The weapon was of a traditional design utilizing the key components of gun tube, mounting/recoil hardware and carriage. The gun tube's caliber was actually 149.3mm but rounded up in its designation. The carriage utilized a steel two-wheeled configuration and box trail assembly for moving by beasts of burden or tractor vehicle. Overall weight tipped the scales at 23,960lbs and overall length measured 21 feet. Loading and unloading of projectiles was managed through a horizontal sliding breech block at the gun tube's rear. The gun mounting hardware held an inherit elevation span of +43 to -3 degrees with traversal of 8-degrees.
The K16 fired a 113lb cased-charge High-Explosive (HE) shell out to 24,000 yards at a muzzle velocity of 2,480 feet per second. Trained crews could reach rates-of-fire of about two to three rounds per minute. Muzzle velocity could vary based on number of charges used and desired range effect while the projectile retained its lethality in any case. In transport, the barrel assembly was disconnected from the carriage to produce two, more manageable, sections.

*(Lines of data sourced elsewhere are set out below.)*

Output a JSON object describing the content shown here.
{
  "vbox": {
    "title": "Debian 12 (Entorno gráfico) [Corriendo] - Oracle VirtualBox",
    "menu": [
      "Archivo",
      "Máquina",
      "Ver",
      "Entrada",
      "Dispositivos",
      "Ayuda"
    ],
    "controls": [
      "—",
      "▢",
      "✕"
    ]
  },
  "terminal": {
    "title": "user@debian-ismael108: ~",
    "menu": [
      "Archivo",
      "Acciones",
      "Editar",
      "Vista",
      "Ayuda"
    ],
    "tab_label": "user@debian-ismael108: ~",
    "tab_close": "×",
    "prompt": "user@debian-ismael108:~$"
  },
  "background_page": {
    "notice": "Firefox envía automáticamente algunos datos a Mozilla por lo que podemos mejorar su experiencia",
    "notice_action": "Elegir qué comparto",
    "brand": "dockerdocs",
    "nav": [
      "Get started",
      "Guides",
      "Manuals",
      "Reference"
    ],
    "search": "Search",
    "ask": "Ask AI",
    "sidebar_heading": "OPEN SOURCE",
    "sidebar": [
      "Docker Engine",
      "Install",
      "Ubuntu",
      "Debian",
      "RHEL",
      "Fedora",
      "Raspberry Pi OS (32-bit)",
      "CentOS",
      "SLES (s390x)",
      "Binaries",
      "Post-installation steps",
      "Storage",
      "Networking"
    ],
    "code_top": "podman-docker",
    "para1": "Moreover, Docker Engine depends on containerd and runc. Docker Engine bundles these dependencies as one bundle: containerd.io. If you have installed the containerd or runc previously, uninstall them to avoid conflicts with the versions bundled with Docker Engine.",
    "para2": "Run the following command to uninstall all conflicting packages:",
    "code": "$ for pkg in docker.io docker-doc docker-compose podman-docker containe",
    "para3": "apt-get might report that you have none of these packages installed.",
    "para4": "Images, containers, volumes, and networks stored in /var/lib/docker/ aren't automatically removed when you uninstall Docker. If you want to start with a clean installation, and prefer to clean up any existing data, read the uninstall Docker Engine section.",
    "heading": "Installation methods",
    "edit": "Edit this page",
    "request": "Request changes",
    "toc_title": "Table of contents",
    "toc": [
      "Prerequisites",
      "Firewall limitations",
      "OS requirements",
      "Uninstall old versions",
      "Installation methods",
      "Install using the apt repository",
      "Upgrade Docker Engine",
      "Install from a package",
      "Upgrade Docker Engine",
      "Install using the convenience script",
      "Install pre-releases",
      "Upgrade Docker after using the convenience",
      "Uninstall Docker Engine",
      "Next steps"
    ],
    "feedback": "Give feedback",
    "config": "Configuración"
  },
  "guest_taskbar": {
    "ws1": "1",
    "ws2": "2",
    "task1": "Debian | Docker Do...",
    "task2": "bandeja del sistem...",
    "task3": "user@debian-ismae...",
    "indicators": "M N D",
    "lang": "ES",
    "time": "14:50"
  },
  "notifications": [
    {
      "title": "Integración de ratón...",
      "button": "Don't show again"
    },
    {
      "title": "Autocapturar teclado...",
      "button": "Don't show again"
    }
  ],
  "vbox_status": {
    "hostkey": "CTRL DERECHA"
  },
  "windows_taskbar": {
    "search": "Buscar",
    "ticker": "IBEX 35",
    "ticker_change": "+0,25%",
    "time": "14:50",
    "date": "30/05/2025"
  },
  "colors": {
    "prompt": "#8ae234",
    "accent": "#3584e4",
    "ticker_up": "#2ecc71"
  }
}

The K16 saw reliable service throughout the remainder of World War 1. After the war, they remained in circulation and, when the Germans conquered Belgium, the Belgian Army stocks were retaken into German Army service under the designation of 15cm K429(b) - "b" signifying their Belgian origins (despite them being German). Such reconstituting proved commonplace for the Germans in their conquest of the West and East where any and all war-making goods from former operators were reused in all ways possible. Some K16 guns ended as defensive emplacements along Hitler's Atlantic Wall to protect against an Allied invasion in the Northwest of Europe. Some K16 gun tubes were featured in the "15cm K16 Morser Laf" gun systems when mated to the carriages of the 21cm Morser 18 artillery piece - such became the desperate nature of useful artillery weapons in the war.